Stored data:
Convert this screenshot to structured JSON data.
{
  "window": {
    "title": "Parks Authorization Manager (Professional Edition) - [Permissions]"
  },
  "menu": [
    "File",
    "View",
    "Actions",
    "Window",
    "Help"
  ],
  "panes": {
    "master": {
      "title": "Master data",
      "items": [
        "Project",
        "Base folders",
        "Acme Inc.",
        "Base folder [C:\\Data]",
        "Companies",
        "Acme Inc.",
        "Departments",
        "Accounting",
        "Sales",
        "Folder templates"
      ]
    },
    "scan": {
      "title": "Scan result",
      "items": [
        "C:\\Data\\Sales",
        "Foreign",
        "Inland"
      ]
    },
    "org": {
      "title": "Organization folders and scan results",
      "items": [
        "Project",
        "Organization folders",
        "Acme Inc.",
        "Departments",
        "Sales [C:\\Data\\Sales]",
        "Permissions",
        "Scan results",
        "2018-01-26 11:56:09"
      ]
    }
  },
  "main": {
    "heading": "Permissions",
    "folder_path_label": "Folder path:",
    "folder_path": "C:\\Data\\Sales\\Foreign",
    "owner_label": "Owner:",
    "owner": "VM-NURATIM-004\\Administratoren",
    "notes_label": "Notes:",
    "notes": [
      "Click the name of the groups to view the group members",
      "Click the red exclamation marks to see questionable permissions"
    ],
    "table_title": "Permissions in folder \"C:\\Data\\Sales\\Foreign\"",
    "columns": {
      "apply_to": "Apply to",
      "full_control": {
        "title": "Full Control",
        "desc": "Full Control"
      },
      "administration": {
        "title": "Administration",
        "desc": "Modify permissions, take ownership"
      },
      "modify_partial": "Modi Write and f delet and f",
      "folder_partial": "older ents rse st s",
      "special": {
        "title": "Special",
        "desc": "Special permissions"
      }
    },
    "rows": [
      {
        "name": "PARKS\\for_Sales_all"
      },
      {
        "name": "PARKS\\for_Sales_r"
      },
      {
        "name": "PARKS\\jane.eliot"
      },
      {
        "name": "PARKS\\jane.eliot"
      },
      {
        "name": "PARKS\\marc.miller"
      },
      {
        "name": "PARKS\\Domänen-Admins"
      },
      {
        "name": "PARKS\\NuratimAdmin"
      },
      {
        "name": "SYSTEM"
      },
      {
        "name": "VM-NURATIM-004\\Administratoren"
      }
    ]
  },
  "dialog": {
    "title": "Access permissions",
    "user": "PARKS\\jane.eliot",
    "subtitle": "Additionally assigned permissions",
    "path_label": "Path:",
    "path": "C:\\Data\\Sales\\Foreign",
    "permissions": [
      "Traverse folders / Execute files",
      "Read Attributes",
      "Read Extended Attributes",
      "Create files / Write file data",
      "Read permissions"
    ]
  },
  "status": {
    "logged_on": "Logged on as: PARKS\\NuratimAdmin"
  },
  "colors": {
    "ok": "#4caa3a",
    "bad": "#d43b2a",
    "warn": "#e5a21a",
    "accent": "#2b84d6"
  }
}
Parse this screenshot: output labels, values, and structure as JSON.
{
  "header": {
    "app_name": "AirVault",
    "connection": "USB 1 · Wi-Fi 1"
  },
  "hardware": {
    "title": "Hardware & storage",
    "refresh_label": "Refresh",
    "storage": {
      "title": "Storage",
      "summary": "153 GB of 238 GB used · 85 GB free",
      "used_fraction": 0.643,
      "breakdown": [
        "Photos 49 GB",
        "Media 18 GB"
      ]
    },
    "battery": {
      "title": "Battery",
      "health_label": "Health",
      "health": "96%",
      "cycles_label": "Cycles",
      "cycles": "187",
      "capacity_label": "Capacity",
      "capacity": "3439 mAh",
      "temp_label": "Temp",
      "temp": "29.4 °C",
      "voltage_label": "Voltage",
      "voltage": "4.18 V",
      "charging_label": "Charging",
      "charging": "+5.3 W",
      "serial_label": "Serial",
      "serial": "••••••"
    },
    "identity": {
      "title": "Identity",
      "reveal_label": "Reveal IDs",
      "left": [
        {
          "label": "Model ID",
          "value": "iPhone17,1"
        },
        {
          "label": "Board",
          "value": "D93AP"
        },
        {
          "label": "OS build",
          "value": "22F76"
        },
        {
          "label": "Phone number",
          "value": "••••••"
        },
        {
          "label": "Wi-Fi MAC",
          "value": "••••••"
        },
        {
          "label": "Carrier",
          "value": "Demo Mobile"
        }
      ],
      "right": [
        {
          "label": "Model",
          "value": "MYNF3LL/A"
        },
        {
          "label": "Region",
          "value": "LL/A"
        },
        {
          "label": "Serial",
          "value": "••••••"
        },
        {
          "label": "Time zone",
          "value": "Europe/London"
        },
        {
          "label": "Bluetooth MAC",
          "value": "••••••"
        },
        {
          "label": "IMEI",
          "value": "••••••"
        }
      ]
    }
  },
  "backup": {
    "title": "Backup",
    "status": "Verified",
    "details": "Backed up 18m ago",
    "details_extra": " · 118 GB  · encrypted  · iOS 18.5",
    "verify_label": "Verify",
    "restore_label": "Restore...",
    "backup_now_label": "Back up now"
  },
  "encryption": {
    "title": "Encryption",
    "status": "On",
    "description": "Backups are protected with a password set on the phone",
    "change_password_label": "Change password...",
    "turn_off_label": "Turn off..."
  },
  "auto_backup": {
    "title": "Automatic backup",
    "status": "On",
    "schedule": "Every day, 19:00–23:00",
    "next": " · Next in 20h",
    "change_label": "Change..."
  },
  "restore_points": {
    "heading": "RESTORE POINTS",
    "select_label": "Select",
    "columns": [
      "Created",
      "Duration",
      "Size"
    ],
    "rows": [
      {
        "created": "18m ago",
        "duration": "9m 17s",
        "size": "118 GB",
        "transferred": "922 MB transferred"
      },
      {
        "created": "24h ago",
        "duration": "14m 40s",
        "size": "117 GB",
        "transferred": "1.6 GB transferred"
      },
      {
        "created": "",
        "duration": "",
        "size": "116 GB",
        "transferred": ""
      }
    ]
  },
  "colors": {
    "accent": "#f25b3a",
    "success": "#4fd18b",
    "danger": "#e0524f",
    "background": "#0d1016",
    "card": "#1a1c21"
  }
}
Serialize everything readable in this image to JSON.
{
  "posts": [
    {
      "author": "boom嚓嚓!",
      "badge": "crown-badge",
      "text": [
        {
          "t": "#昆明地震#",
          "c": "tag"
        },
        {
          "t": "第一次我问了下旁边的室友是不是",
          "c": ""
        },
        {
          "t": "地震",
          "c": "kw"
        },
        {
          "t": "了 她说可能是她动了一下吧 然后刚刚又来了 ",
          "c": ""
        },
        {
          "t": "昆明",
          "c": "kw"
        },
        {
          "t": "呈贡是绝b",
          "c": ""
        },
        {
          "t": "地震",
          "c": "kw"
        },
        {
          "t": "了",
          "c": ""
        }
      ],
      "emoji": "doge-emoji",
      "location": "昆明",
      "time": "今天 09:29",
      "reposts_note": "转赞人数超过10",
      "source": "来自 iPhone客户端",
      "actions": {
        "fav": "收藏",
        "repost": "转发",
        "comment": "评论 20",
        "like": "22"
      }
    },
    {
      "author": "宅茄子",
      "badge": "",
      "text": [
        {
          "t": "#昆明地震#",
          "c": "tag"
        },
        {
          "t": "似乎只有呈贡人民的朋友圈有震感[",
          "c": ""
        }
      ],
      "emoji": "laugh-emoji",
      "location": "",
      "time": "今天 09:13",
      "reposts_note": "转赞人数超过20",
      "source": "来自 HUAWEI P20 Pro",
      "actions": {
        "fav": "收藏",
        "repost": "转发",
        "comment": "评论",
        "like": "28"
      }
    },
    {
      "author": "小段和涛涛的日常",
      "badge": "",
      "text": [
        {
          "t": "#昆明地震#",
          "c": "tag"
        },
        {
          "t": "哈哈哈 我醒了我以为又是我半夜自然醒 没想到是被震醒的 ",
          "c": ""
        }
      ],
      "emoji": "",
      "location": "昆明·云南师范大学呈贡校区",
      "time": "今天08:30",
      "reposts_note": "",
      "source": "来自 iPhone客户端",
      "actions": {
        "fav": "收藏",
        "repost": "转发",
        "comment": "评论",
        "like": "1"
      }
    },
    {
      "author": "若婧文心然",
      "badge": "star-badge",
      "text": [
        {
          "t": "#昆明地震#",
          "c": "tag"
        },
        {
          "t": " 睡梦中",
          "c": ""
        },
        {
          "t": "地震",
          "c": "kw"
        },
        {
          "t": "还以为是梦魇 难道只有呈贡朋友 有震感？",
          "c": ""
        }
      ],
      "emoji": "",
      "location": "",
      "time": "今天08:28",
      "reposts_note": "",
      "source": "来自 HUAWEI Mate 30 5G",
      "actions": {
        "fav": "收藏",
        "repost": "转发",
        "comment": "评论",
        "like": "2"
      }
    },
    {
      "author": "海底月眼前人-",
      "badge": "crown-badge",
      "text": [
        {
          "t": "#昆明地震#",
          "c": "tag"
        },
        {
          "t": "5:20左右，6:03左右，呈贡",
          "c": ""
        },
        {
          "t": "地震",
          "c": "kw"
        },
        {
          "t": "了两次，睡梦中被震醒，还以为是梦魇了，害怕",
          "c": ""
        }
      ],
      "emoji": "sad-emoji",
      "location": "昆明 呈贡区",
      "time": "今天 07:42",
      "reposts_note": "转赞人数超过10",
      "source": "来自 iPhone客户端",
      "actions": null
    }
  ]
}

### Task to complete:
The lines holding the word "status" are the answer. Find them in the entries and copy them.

### Reply to the task:
  "status": {
    "status": "Verified",
    "status": "On",
    "status": "On",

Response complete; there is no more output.